- Use the Best Burning Wood for Your Fireplace: The wood quality is essential for an efficient wood fire. Good burning wood for a fireplace needs to be cut, split to less than six inches in diameter, and stored in a dry location until the moisture content is between 18-and 22%.
- Don’t Leave Your Fire Burning Nonstop: An important rule that most people learn at a young age is never to leave a fire unattended. A slight breeze or shifting log could send sparks flying onto your carpet or furniture, catching and spreading the flames.
- Keep Fireplace Tools on Hand: A fire poker is ideal for adjusting logs without getting too close to the flames. You should also have a metal shovel and broom for removing the ash and disposing of any remaining coals after a fire.
- Don’t Clean Up Ashes With a Vacuum: Ash could be hiding tiny embers that will melt away your vacuum’s interior. We recommend a metal shovel and bucket for ash removal. Also, if you want to build a fire with a longer burn time, we recommend maintaining a 1″ layer of ash at the bottom. It will help slow the burn rate of your fire by providing the elevation needed for the logs to breathe while still insulating your coals.
Wood Burning Fireplace FAQ
Whether you’re new to wood-burning fireplaces or simply trying to burn wood more efficiently, you’ve likely come here with a few questions. We’ve put together our customers’ most frequently asked questions to help you along the process. From the best way to start a fire in a fireplace to what to burn in a fireplace besides wood, we will give you our most helpful tips.
How to Light a Fireplace With Wood
The best way to start a fire in a fireplace is with a wax or sawdust fire starter and dry kindling. Using newspaper and/or garbage to start a fire will add to the levels of creosote in your chimney. This will not only inhibit the flow of smoke from your fire but could eventually lead to a chimney fire if left for too long.
How to Put a Fire Out in a Fireplace
If you’re ready for bed and don’t want to wait for the fire to die out slowly, there are a few simple steps you can take to put it out safely:
- Gently spread the remaining wood and embers into a flattened mound so that it dies out quickly
- Once some of that has turned to ash, shovel the ash to cover the remaining cooling wood and embers. Repeat this until the flames are completely extinguished.

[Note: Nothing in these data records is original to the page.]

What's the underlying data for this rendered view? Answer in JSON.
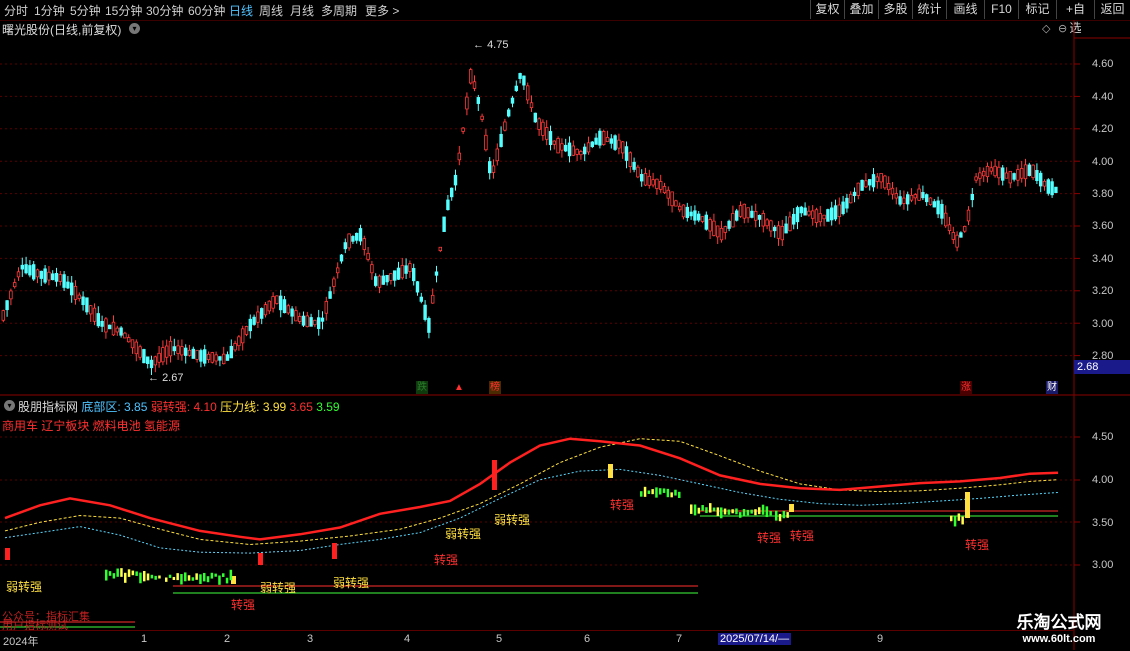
{
  "toolbar": {
    "periods": [
      "分时",
      "1分钟",
      "5分钟",
      "15分钟",
      "30分钟",
      "60分钟",
      "日线",
      "周线",
      "月线",
      "多周期",
      "更多"
    ],
    "active_period": "日线",
    "buttons": [
      "复权",
      "叠加",
      "多股",
      "统计",
      "画线",
      "F10",
      "+自选",
      "标记",
      "返回"
    ]
  },
  "stock_title": "曙光股份(日线,前复权)",
  "price_axis": [
    "4.60",
    "4.40",
    "4.20",
    "4.00",
    "3.80",
    "3.60",
    "3.40",
    "3.20",
    "3.00",
    "2.80"
  ],
  "current_price": "2.68",
  "high_label": "4.75",
  "low_label": "2.67",
  "events": [
    {
      "text": "跌",
      "color": "#2a7a2a",
      "bg": "#0e3a0e"
    },
    {
      "text": "▲",
      "color": "#ff3030",
      "bg": "#000"
    },
    {
      "text": "榜",
      "color": "#ff3030",
      "bg": "#4a2a00"
    },
    {
      "text": "涨",
      "color": "#ff3030",
      "bg": "#4a0000"
    },
    {
      "text": "财",
      "color": "#ffffff",
      "bg": "#1a1a6a"
    }
  ],
  "indicator": {
    "name": "股朋指标网",
    "bottom_label": "底部区:",
    "bottom_value": "3.85",
    "weak_label": "弱转强:",
    "weak_value": "4.10",
    "pressure_label": "压力线:",
    "pressure_value": "3.99",
    "v4": "3.65",
    "v5": "3.59",
    "sectors": "商用车 辽宁板块 燃料电池 氢能源",
    "axis": [
      "4.50",
      "4.00",
      "3.50",
      "3.00"
    ]
  },
  "signals": {
    "weak_to_strong": "弱转强",
    "to_strong": "转强"
  },
  "watermark_text": "公众号：指标汇集",
  "watermark_text2": "用户指标测试",
  "dates": [
    "2024年",
    "1",
    "2",
    "3",
    "4",
    "5",
    "6",
    "7",
    "2025/07/14/—",
    "9"
  ],
  "logo": {
    "title": "乐淘公式网",
    "url": "www.60lt.com"
  }
}
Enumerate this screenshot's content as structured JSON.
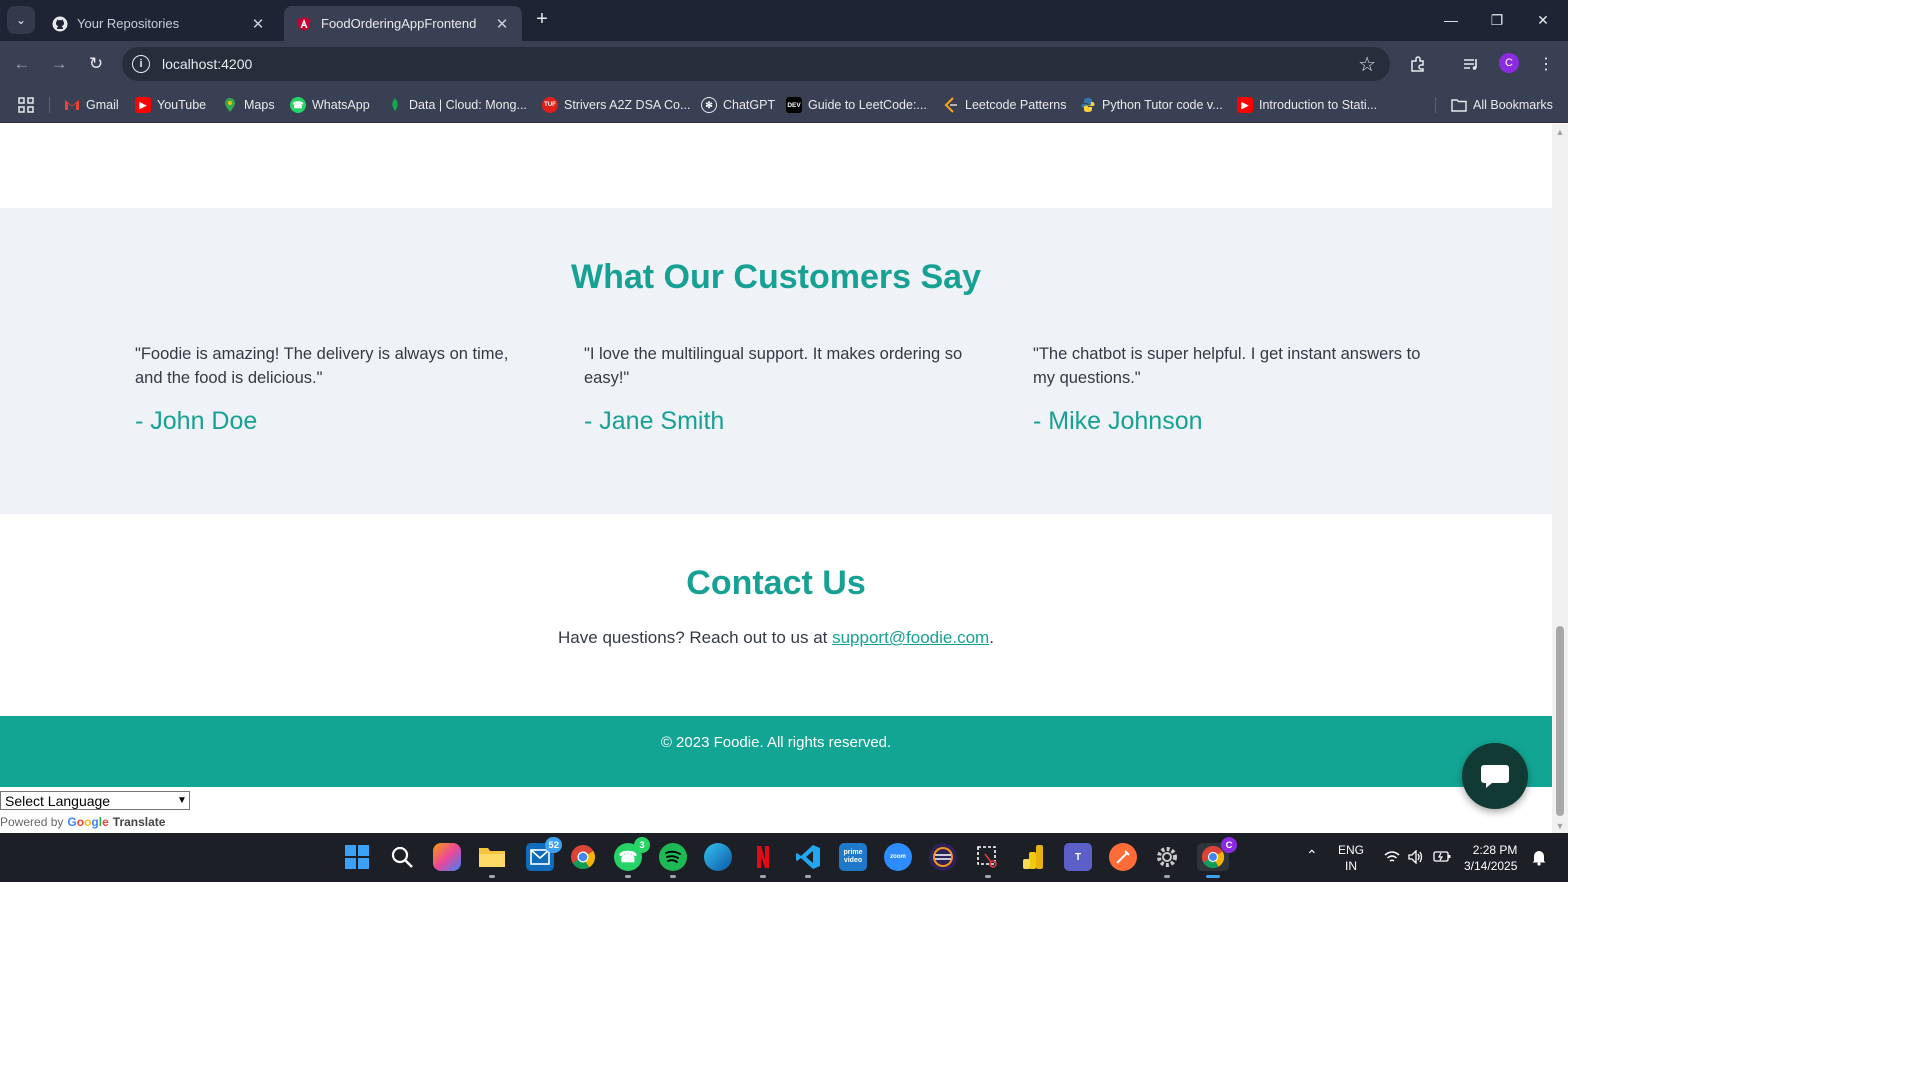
{
  "browser": {
    "tabs": [
      {
        "title": "Your Repositories",
        "icon": "github-icon",
        "active": false
      },
      {
        "title": "FoodOrderingAppFrontend",
        "icon": "angular-icon",
        "active": true
      }
    ],
    "url": "localhost:4200",
    "profile_initial": "C",
    "bookmarks": [
      {
        "label": "Gmail",
        "icon": "gmail-icon"
      },
      {
        "label": "YouTube",
        "icon": "youtube-icon"
      },
      {
        "label": "Maps",
        "icon": "maps-icon"
      },
      {
        "label": "WhatsApp",
        "icon": "whatsapp-icon"
      },
      {
        "label": "Data | Cloud: Mong...",
        "icon": "mongodb-icon"
      },
      {
        "label": "Strivers A2Z DSA Co...",
        "icon": "tuf-icon"
      },
      {
        "label": "ChatGPT",
        "icon": "chatgpt-icon"
      },
      {
        "label": "Guide to LeetCode:...",
        "icon": "dev-icon"
      },
      {
        "label": "Leetcode Patterns",
        "icon": "leetcode-icon"
      },
      {
        "label": "Python Tutor code v...",
        "icon": "python-icon"
      },
      {
        "label": "Introduction to Stati...",
        "icon": "youtube-icon"
      }
    ],
    "all_bookmarks": "All Bookmarks",
    "tuf_text": "TUF",
    "dev_text": "DEV"
  },
  "page": {
    "testimonials": {
      "title": "What Our Customers Say",
      "items": [
        {
          "quote": "\"Foodie is amazing! The delivery is always on time, and the food is delicious.\"",
          "author": "- John Doe"
        },
        {
          "quote": "\"I love the multilingual support. It makes ordering so easy!\"",
          "author": "- Jane Smith"
        },
        {
          "quote": "\"The chatbot is super helpful. I get instant answers to my questions.\"",
          "author": "- Mike Johnson"
        }
      ]
    },
    "contact": {
      "title": "Contact Us",
      "text": "Have questions? Reach out to us at ",
      "email": "support@foodie.com",
      "suffix": "."
    },
    "footer": "© 2023 Foodie. All rights reserved.",
    "translate": {
      "select_value": "Select Language",
      "powered_by": "Powered by",
      "google": "Google",
      "translate": "Translate"
    }
  },
  "taskbar": {
    "apps": [
      {
        "name": "start-icon"
      },
      {
        "name": "search-icon"
      },
      {
        "name": "copilot-icon"
      },
      {
        "name": "file-explorer-icon"
      },
      {
        "name": "outlook-icon",
        "badge": "52"
      },
      {
        "name": "chrome-icon"
      },
      {
        "name": "whatsapp-icon",
        "badge": "3"
      },
      {
        "name": "spotify-icon"
      },
      {
        "name": "edge-icon"
      },
      {
        "name": "netflix-icon"
      },
      {
        "name": "vscode-icon"
      },
      {
        "name": "prime-video-icon"
      },
      {
        "name": "zoom-icon"
      },
      {
        "name": "eclipse-icon"
      },
      {
        "name": "snipping-tool-icon"
      },
      {
        "name": "power-bi-icon"
      },
      {
        "name": "teams-icon"
      },
      {
        "name": "postman-icon"
      },
      {
        "name": "settings-icon"
      },
      {
        "name": "chrome-profile-icon"
      }
    ],
    "lang_top": "ENG",
    "lang_bottom": "IN",
    "time": "2:28 PM",
    "date": "3/14/2025"
  },
  "colors": {
    "accent": "#17a094",
    "footer_bg": "#13a593",
    "section_bg": "#eff2f6",
    "chat_fab": "#123a35"
  }
}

- After you’ve double-checked that the fire is out and there are no small embers around, cover the wood with a thin layer of baking soda. Baking soda contains sodium bicarbonate, which is also an ingredient used in fire extinguishers.
What Wood is Good for a Fireplace?
Burning dry wood will maximize your heat output, keep your glass clean, and produce less creosote buildup. The type of wood you burn in your fireplace also impacts your heat output. Dry hardwood, such as oak or maple, is some of the best wood for a fireplace.
How Can I Make My Wood Burning Fireplace More Efficient?
Did you know that the temperature of the air outside can affect your wood-burning fire and chimney drafting? When outside air is over 45°F, your fireplace may struggle to draft correctly.
We recommend having your combustion air control 100% open when the temperature outside is over 45°F and setting your combustion air control to 50% in colder months when the temperature dips below 45°F. These modifications will help provide the proper airflow to your fireplace and help keep your fireplace glass doors cleaner.
Explore the Acucraft Blog For More Hot Tips
Fireplace maintenance is an integral part of keeping your dream wood fireplace burning for years to come. At Acucraft, our custom fireplace options, like gas conversions and double-sided fireplaces, make it easy to keep your fireplace in top shape year-round. If you’re still exploring the idea of a wood-burning fireplace, check out these cozy cabin fireplaces, or visit our image gallery for more inspiration. Browse additional ideas, tips, and advice for fireplace design and care in our blog.